Published March 22, 2010
An ocean policy for the futureELLIOTT A. NORSE
By ELLIOTT A. NORSE
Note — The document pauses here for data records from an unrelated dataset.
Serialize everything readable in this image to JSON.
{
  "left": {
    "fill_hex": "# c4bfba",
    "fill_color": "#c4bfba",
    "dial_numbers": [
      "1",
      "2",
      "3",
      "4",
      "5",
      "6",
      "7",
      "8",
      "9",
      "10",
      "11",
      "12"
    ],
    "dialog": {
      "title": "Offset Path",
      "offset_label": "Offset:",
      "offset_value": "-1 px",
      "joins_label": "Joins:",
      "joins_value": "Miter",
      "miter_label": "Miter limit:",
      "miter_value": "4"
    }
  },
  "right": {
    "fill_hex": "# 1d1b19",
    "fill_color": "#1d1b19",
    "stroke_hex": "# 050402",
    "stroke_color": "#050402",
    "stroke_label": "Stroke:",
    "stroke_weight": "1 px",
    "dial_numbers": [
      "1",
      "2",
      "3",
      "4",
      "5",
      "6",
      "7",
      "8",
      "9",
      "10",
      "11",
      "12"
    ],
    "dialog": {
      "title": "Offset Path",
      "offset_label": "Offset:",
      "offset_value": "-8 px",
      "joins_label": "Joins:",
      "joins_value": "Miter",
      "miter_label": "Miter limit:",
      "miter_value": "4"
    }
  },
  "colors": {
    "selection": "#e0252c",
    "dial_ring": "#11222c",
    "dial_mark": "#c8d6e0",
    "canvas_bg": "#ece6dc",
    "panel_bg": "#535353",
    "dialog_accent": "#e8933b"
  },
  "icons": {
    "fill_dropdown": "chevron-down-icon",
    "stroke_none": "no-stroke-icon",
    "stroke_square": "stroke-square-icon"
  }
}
The 2010 Winter Olympics gave "The Great One," hockey player Wayne Gretzky, the honor of lighting the Olympic Cauldron. Seeing him reminded me of his famous quote: "I skate to where the puck is going to be, not where it has been." As in hockey, success in ocean policy comes from foresight, communication and willingness to take a hit for the good of the team. President Obama should heed Gretzky's advice as he leads our nation toward an ocean policy to recover the health of America's oceans and generate needed American jobs. Our oceans and coasts are still governed by a hodgepodge of 140 different federal laws and 20 different federal agencies, each with different goals and often conflicting mandates. Recently the Obama administration proposed our country's first National Ocean Policy to improve coordination among federal, state, tribal and local authorities for managing activities in our coastal, Great Lakes and ocean waters.This is crucial because the way America has governed our oceans reflects the outmoded perspective that scientists, legislators and the public held from the 1950s to the 1970s.Back then, almost everyone believed that oceans were invulnerable, that the biggest challenges were how best to use their "assimilative capacity" for pollutants, while encouraging "full utilization" of their seemingly limitless resources.Federal policies rested on the belief that humankind could not hurt the oceans. This led each agency to champion special interests, rather than protecting the public's interest in healthy oceans. Individual agencies aided shipping or oil drilling or fisheries or pollution prevention. But nobody was in charge of protecting our oceans. Maybe that made sense when people thought they didn't need protecting.Now we know better. In my 1993 book "Global Marine Biological Diversity," 106 scientists and policy experts detailed how our oceans are in trouble. Five years later, 1,605 scientists released "Troubled Waters: A Call for Action" on Capitol Hill, proclaiming publicly that our oceans are imperiled. Since then, almost everywhere my fellow scientists have looked, the bottom line is the same: Our oceans' health is declining.Pollution that once didn't seem problematic (nutrients, noise, plastics, endocrine disruptors and carbon dioxide-caused acidification) is now harming marine species and ecosystems. The abalone I fished for 40 years ago are now endangered species. Marine life including corals, sharks and Hawaiian monk seals now face increasing risk due to our management failures. And looming over all are the profound impacts of human-caused climate change.If current trends continue, the time will soon come when bluefin tunas are as rare as California condors. Recreational and commercial fishermen, conservationists and shippers, scientists and energy producers want to avoid that. As a sportfisherman since age 5, who began snorkeling at age 8, got a doctorate in marine biology at 28 and who wants to eat wild salmon at 62, I have a big stake in diverse, productive oceans. And this isn't just about you and me: My three grandchildren and all children deserve oceans filled with life in which to swim, fish, whale-watch or scuba dive. Expanded, more intense uses of our oceans require new, more effective ways of thinking and acting. We must make room for all legitimate ocean interests that can win public support in their regions. And we must do ecosystem-based planning to recover marine ecosystems and generate new jobs. It's not either/or; it's got to be both.To do this, however, we need our government to listen, really listen, to the concerns of public interests and ocean users, from Hawaii to Iowa. The old siloed approach to marine issues - with every government agency pushing its pet interests while ignoring others' issues and the bigger picture - must end now. Our National Ocean Policy needs to be a unifying framework to strengthen our country's ability to recover the health of coastal and ocean ecosystems, and ensure sustainable development of our marine resources.Because policymaking, like hockey, is a team sport, we need our federal agencies to work together to benefit all Americans. We will all be winners when manage our oceans for where they should be, rather than where they've been headed until now.ABOUT THE WRITERElliott A. Norse is president of Marine Conservation Biology Institute, a national and international science and conservation advocacy organization. Readers may write to him at: Marine Conservation Biology Institute, 2122 112th Avenue NE, Suite B-300, Bellevue, Wash. 98004; e-mail: email@example.com.This essay is available to McClatchy-Tribune News Service subscribers. McClatchy-Tribune did not subsidize the writing of this column; the opinions are those of the writer and do not necessarily represent the views of McClatchy-Tribune or its editors.